» EXERCISE OBJECTIVE
Look through the records that follow. Copy every line containing the word "Стили".

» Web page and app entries
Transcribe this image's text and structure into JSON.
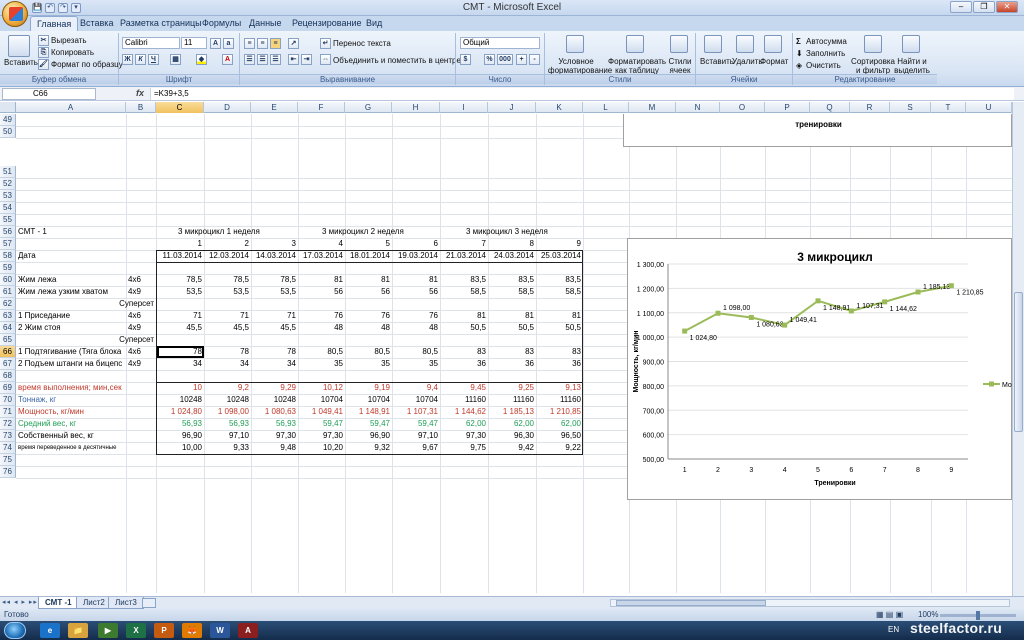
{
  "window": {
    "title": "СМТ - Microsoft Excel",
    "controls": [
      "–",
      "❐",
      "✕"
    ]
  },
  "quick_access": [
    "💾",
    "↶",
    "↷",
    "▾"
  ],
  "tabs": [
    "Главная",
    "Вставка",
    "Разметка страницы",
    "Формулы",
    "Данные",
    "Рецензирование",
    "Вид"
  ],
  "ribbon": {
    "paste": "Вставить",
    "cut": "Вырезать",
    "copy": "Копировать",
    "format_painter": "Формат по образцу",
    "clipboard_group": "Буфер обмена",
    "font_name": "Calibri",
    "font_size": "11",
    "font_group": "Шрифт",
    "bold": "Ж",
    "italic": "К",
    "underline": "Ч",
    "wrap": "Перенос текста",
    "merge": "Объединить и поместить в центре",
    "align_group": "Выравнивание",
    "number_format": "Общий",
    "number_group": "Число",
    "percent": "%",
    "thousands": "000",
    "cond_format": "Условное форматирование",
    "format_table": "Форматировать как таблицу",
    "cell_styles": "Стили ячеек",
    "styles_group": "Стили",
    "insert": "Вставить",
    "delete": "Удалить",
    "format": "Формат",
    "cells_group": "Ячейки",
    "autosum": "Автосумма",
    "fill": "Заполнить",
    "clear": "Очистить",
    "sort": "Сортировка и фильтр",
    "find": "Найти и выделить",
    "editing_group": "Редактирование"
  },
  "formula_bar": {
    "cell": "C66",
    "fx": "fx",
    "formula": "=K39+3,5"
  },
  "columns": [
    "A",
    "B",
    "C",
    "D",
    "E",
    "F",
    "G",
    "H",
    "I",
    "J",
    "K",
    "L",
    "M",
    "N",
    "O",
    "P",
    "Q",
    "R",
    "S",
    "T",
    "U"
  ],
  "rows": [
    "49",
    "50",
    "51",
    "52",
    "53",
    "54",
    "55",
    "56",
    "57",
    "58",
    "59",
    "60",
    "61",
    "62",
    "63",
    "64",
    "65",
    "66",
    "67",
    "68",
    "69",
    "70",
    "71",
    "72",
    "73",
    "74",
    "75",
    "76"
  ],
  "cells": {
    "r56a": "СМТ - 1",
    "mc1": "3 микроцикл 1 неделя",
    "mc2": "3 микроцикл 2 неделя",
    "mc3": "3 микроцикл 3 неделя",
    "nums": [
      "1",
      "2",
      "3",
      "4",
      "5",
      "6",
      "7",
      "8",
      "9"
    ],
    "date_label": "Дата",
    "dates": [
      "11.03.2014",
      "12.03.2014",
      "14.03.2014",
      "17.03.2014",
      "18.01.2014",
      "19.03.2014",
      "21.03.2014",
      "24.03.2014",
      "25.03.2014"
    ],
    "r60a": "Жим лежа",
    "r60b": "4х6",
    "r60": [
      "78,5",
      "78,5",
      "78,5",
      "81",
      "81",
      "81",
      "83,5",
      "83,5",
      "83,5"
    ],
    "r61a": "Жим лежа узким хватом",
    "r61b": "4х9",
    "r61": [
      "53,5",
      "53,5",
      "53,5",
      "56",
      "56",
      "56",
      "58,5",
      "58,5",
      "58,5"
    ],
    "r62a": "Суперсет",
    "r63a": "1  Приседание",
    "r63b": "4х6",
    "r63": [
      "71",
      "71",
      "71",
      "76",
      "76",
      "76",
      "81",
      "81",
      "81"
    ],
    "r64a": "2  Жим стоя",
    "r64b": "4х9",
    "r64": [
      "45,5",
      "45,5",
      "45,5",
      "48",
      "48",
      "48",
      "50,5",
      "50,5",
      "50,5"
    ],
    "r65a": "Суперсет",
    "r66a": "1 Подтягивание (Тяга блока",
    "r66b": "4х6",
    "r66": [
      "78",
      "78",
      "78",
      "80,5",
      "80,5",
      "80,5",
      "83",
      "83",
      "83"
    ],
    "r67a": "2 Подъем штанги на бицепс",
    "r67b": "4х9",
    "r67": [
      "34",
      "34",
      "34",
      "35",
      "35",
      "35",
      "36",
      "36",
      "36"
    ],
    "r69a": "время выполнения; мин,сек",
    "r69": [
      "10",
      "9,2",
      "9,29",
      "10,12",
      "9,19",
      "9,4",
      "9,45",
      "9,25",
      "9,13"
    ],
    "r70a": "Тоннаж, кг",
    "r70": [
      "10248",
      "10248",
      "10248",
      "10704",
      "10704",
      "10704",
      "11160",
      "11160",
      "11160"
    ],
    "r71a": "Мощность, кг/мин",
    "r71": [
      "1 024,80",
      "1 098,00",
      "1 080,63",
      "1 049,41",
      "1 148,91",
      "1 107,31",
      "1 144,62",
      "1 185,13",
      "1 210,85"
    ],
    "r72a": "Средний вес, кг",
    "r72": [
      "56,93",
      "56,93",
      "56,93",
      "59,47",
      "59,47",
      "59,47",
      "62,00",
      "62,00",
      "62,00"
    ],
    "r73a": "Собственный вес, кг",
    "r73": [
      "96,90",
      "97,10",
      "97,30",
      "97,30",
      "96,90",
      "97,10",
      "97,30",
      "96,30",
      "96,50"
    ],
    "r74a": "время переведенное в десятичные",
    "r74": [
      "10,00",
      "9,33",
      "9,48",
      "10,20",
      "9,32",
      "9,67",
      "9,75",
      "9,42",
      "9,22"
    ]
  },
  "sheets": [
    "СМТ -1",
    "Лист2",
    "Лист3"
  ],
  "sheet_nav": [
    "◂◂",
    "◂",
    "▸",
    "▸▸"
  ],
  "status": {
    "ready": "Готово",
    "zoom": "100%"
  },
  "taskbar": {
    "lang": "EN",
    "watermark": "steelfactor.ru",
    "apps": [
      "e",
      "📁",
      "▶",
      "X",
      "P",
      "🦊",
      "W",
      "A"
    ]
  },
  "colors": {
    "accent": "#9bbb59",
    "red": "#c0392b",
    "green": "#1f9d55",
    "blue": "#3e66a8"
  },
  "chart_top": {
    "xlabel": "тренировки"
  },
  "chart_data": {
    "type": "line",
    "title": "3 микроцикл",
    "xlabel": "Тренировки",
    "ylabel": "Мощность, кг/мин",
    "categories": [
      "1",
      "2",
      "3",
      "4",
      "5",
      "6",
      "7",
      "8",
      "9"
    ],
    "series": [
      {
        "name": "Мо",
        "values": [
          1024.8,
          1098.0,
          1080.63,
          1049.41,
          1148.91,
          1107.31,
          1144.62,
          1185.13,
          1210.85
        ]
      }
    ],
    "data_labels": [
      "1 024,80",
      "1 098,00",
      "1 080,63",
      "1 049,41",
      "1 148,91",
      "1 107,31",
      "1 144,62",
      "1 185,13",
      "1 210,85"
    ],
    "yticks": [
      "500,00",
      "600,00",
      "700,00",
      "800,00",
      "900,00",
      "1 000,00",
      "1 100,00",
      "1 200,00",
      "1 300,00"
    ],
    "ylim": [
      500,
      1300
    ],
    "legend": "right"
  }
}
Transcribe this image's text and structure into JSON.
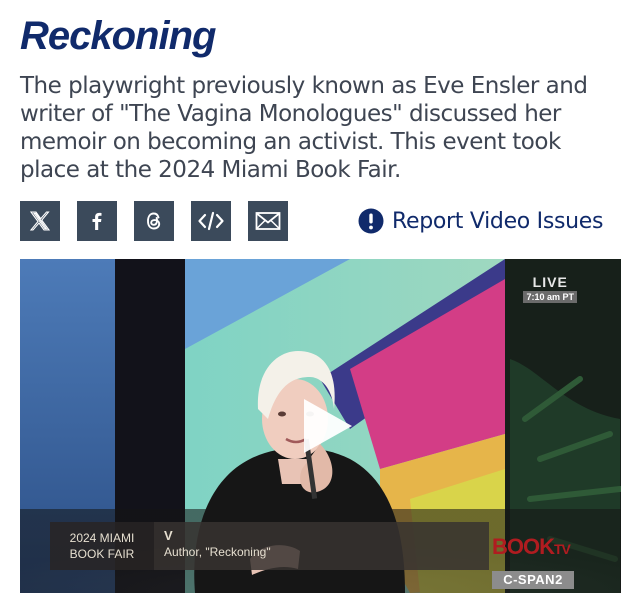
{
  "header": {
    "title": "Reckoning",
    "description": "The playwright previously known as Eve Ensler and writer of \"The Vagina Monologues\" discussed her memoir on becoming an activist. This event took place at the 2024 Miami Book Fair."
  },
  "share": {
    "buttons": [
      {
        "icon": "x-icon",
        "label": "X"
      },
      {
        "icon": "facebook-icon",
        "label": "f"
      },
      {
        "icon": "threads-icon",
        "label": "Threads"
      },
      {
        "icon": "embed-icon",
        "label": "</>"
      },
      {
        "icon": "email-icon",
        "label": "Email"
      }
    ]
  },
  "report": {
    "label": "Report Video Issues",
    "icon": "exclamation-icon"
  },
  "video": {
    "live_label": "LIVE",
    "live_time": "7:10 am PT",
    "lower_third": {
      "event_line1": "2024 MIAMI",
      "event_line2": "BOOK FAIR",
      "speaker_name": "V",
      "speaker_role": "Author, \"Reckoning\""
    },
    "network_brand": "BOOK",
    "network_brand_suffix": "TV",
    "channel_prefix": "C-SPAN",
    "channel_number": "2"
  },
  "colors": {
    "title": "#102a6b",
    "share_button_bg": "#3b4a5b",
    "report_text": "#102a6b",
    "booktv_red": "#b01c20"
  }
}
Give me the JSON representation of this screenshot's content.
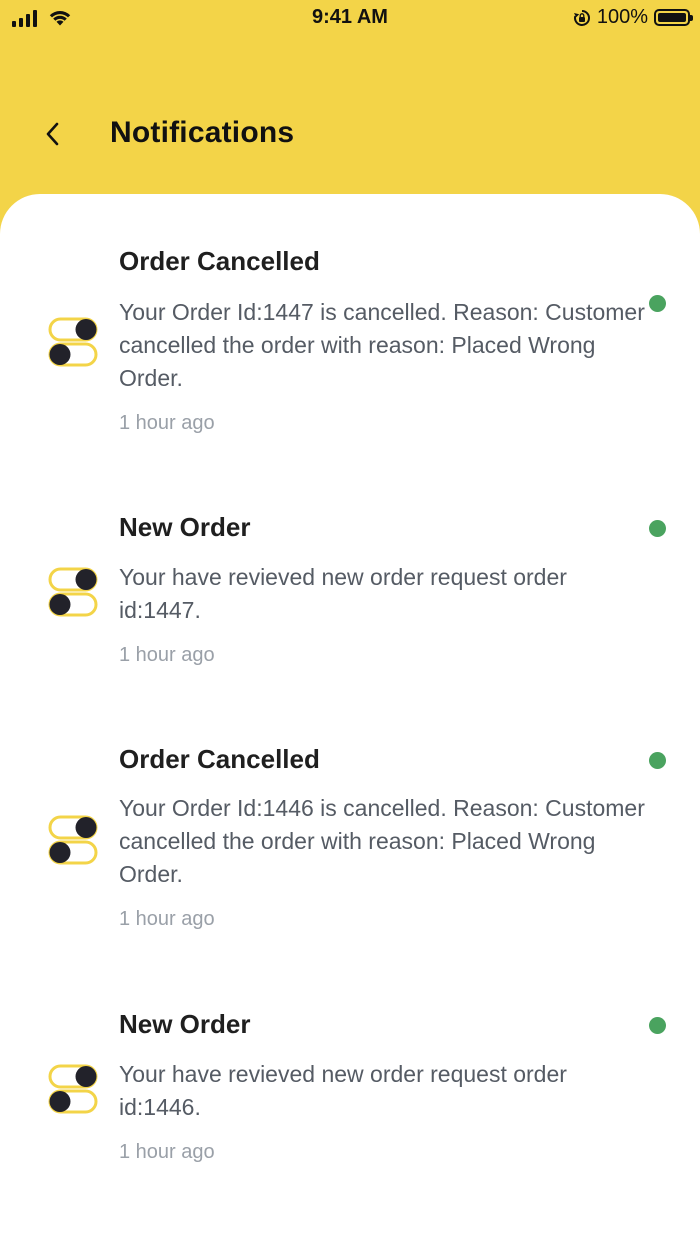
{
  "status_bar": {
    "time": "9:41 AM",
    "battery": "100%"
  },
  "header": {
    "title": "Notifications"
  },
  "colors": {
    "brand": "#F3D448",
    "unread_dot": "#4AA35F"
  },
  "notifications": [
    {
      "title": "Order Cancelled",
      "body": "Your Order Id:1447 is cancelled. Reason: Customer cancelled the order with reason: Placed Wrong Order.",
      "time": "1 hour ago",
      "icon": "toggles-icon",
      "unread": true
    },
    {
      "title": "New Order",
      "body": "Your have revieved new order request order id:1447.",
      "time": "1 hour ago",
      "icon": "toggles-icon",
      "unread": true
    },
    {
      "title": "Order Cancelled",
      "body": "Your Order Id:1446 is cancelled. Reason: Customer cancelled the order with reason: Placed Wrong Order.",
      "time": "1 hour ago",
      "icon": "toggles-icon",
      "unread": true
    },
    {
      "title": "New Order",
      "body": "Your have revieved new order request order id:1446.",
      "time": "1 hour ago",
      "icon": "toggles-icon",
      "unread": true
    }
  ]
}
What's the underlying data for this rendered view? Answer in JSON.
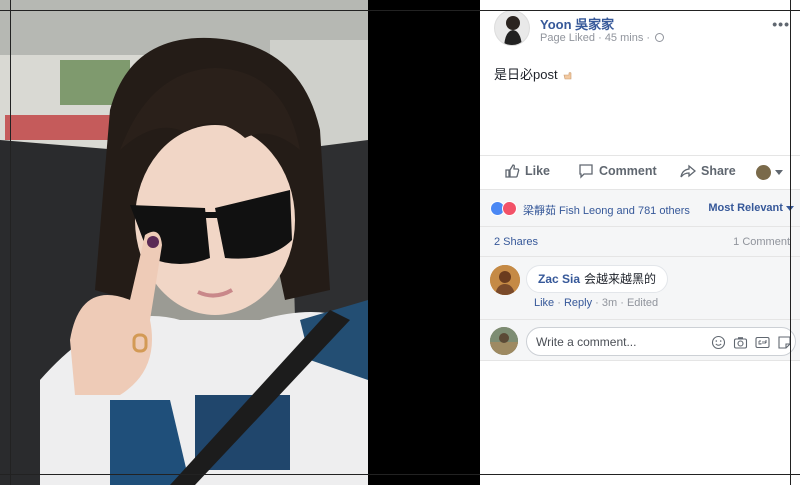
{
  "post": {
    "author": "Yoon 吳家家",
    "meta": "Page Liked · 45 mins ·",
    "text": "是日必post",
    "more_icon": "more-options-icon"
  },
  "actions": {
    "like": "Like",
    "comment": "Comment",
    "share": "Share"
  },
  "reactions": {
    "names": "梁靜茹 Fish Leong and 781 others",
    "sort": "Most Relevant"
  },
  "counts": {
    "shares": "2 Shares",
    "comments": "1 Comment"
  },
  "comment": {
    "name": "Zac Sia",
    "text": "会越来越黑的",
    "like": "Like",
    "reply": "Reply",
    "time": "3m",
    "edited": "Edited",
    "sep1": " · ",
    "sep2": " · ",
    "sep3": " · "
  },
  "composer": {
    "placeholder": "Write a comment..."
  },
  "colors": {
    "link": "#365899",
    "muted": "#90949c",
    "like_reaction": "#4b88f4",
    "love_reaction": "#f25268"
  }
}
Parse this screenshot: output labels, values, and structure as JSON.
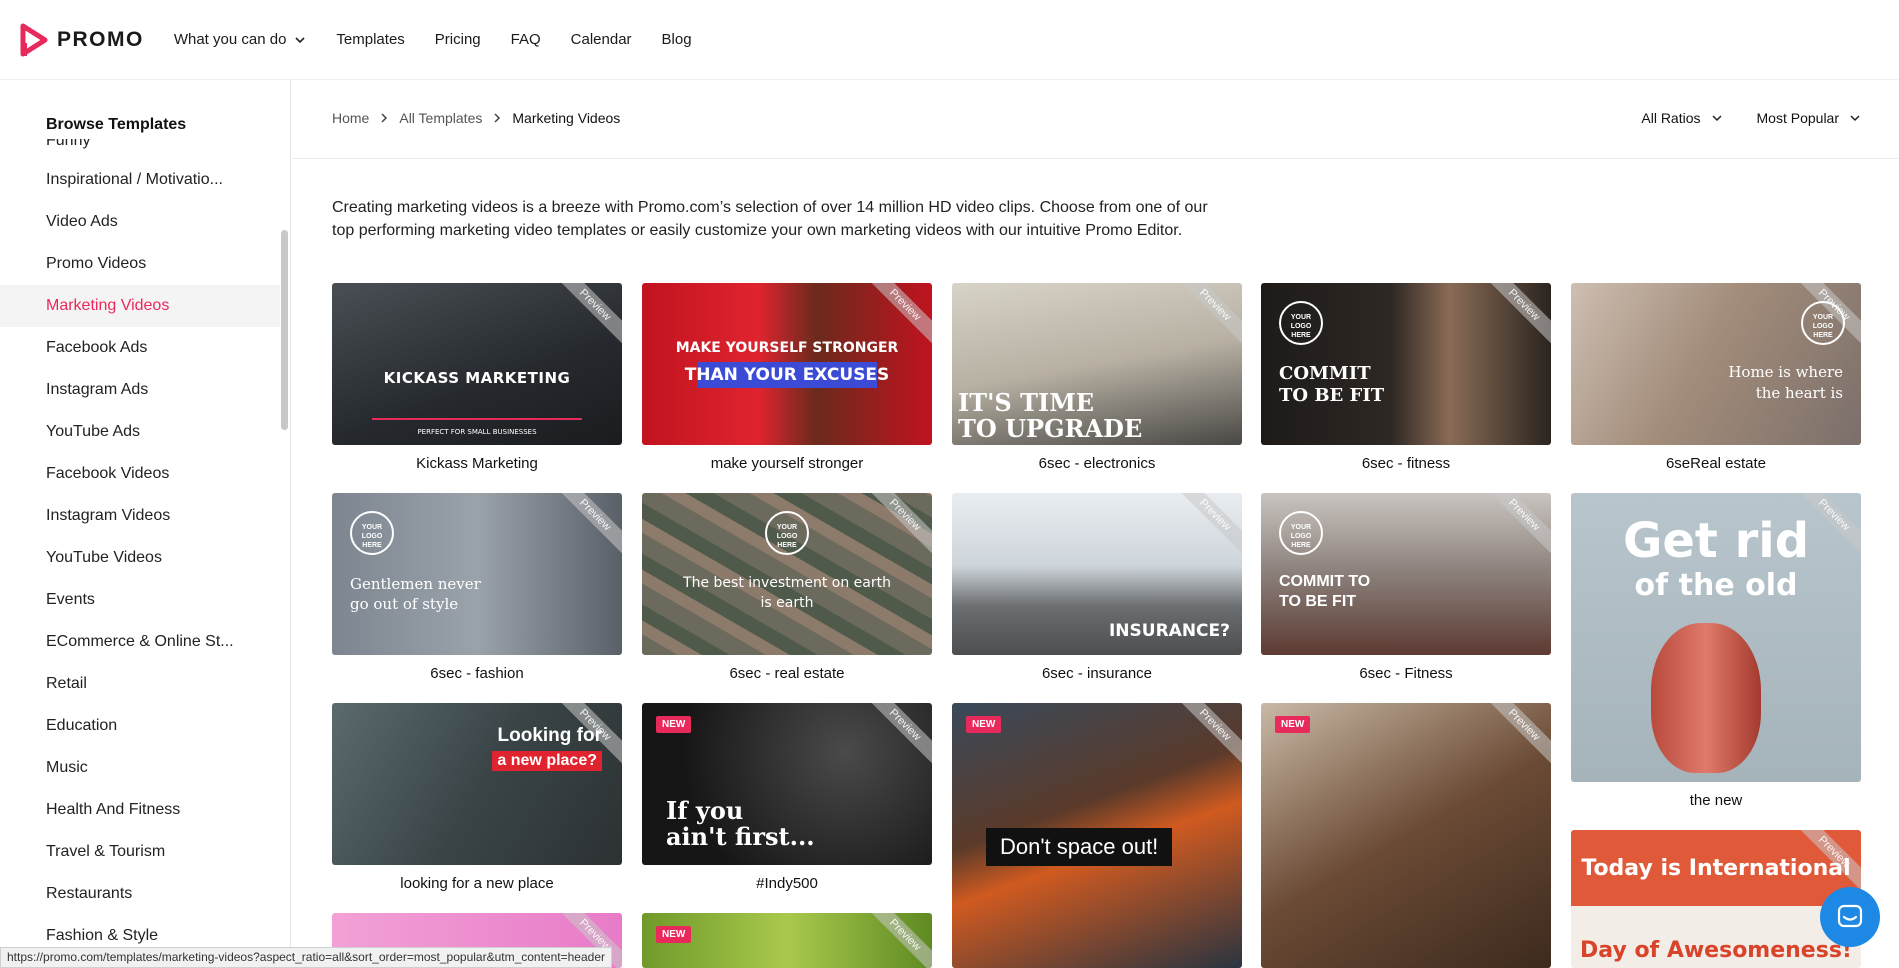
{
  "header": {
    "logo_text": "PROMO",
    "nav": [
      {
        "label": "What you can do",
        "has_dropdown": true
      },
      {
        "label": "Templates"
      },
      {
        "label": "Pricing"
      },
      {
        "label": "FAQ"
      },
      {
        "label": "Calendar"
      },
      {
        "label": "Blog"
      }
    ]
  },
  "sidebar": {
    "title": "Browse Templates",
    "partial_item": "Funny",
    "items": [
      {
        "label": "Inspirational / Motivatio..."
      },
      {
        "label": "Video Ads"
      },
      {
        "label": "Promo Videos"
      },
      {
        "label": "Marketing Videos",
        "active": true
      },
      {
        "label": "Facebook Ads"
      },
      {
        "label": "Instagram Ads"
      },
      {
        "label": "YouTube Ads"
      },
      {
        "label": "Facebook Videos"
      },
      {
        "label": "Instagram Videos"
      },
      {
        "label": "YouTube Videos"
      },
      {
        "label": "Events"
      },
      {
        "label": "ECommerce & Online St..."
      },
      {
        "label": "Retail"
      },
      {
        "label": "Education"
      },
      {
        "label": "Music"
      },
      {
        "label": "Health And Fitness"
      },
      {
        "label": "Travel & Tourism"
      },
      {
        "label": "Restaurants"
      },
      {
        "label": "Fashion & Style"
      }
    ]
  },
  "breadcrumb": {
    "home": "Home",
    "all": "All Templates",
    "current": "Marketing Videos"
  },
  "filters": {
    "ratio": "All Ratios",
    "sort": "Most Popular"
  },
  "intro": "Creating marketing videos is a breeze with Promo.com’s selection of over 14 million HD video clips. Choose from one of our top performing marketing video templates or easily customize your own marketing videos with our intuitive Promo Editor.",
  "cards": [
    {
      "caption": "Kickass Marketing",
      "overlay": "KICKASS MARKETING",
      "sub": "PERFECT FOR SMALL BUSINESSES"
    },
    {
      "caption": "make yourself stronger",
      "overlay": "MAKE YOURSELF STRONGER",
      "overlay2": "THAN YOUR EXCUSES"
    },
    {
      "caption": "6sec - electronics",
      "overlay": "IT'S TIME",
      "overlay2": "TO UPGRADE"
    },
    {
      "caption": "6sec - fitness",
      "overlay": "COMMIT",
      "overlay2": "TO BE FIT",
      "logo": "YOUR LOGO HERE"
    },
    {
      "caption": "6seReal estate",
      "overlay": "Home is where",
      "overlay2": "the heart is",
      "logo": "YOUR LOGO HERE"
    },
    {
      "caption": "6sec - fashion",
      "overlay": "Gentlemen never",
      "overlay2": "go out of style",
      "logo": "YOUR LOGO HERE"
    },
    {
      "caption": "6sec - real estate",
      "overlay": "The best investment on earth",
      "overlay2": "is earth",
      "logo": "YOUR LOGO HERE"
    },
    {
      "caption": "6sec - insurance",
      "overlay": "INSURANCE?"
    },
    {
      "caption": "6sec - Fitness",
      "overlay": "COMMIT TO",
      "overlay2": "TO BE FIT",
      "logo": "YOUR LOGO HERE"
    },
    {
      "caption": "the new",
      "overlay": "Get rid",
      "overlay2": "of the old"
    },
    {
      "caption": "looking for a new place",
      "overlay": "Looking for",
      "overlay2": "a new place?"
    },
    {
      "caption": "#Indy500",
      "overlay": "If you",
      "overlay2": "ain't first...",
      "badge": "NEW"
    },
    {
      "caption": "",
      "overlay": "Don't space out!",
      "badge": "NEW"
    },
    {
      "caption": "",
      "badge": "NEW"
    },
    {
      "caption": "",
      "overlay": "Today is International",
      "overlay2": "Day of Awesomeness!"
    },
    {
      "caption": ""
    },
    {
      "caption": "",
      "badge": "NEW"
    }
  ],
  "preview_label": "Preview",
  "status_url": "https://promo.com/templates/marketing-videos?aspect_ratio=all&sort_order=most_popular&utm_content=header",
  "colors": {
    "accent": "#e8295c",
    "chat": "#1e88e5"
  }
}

» RESULT OF THIS TASK
    "cell_styles": "Стили ячеек",
    "styles_group": "Стили",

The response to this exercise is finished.